--- Collection entries ---

_ _ _ _

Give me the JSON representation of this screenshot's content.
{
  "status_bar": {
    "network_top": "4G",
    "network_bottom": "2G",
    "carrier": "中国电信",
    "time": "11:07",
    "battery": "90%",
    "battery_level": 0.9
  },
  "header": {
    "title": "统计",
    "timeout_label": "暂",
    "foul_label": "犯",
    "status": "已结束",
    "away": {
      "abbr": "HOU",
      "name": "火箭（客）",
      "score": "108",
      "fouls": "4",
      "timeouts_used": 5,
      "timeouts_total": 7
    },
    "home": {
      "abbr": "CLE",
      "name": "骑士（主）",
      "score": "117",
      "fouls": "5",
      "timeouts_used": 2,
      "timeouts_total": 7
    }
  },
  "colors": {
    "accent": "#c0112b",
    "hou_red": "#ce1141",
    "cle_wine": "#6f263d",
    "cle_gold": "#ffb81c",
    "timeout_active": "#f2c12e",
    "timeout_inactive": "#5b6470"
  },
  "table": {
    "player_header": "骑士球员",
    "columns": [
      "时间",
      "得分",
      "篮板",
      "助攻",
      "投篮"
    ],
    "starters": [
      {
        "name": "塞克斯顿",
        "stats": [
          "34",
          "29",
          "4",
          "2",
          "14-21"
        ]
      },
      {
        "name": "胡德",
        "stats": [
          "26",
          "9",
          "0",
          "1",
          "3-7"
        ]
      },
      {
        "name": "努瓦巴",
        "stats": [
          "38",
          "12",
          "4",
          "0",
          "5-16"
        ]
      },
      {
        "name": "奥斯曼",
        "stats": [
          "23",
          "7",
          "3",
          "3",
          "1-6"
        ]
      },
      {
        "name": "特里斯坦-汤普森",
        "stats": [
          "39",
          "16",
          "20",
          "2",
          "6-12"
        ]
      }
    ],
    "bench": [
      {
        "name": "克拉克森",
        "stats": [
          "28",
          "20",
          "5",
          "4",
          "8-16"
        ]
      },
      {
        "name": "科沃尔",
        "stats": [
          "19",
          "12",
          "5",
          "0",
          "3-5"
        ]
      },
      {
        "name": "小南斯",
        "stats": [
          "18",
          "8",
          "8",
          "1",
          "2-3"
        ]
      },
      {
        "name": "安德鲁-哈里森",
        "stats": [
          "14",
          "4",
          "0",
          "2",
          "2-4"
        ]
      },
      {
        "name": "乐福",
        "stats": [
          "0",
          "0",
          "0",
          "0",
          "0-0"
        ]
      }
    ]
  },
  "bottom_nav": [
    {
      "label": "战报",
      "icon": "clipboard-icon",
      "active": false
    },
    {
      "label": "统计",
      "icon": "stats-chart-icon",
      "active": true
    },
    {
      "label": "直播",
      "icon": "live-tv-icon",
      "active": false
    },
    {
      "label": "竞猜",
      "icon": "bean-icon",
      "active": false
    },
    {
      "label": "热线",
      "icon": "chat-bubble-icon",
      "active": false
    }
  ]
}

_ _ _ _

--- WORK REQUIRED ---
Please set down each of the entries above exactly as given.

--- FINISHED EXERCISE ---
Give me the JSON representation of this screenshot's content.
{
  "status_bar": {
    "network_top": "4G",
    "network_bottom": "2G",
    "carrier": "中国电信",
    "time": "11:07",
    "battery": "90%",
    "battery_level": 0.9
  },
  "header": {
    "title": "统计",
    "timeout_label": "暂",
    "foul_label": "犯",
    "status": "已结束",
    "away": {
      "abbr": "HOU",
      "name": "火箭（客）",
      "score": "108",
      "fouls": "4",
      "timeouts_used": 5,
      "timeouts_total": 7
    },
    "home": {
      "abbr": "CLE",
      "name": "骑士（主）",
      "score": "117",
      "fouls": "5",
      "timeouts_used": 2,
      "timeouts_total": 7
    }
  },
  "colors": {
    "accent": "#c0112b",
    "hou_red": "#ce1141",
    "cle_wine": "#6f263d",
    "cle_gold": "#ffb81c",
    "timeout_active": "#f2c12e",
    "timeout_inactive": "#5b6470"
  },
  "table": {
    "player_header": "骑士球员",
    "columns": [
      "时间",
      "得分",
      "篮板",
      "助攻",
      "投篮"
    ],
    "starters": [
      {
        "name": "塞克斯顿",
        "stats": [
          "34",
          "29",
          "4",
          "2",
          "14-21"
        ]
      },
      {
        "name": "胡德",
        "stats": [
          "26",
          "9",
          "0",
          "1",
          "3-7"
        ]
      },
      {
        "name": "努瓦巴",
        "stats": [
          "38",
          "12",
          "4",
          "0",
          "5-16"
        ]
      },
      {
        "name": "奥斯曼",
        "stats": [
          "23",
          "7",
          "3",
          "3",
          "1-6"
        ]
      },
      {
        "name": "特里斯坦-汤普森",
        "stats": [
          "39",
          "16",
          "20",
          "2",
          "6-12"
        ]
      }
    ],
    "bench": [
      {
        "name": "克拉克森",
        "stats": [
          "28",
          "20",
          "5",
          "4",
          "8-16"
        ]
      },
      {
        "name": "科沃尔",
        "stats": [
          "19",
          "12",
          "5",
          "0",
          "3-5"
        ]
      },
      {
        "name": "小南斯",
        "stats": [
          "18",
          "8",
          "8",
          "1",
          "2-3"
        ]
      },
      {
        "name": "安德鲁-哈里森",
        "stats": [
          "14",
          "4",
          "0",
          "2",
          "2-4"
        ]
      },
      {
        "name": "乐福",
        "stats": [
          "0",
          "0",
          "0",
          "0",
          "0-0"
        ]
      }
    ]
  },
  "bottom_nav": [
    {
      "label": "战报",
      "icon": "clipboard-icon",
      "active": false
    },
    {
      "label": "统计",
      "icon": "stats-chart-icon",
      "active": true
    },
    {
      "label": "直播",
      "icon": "live-tv-icon",
      "active": false
    },
    {
      "label": "竞猜",
      "icon": "bean-icon",
      "active": false
    },
    {
      "label": "热线",
      "icon": "chat-bubble-icon",
      "active": false
    }
  ]
}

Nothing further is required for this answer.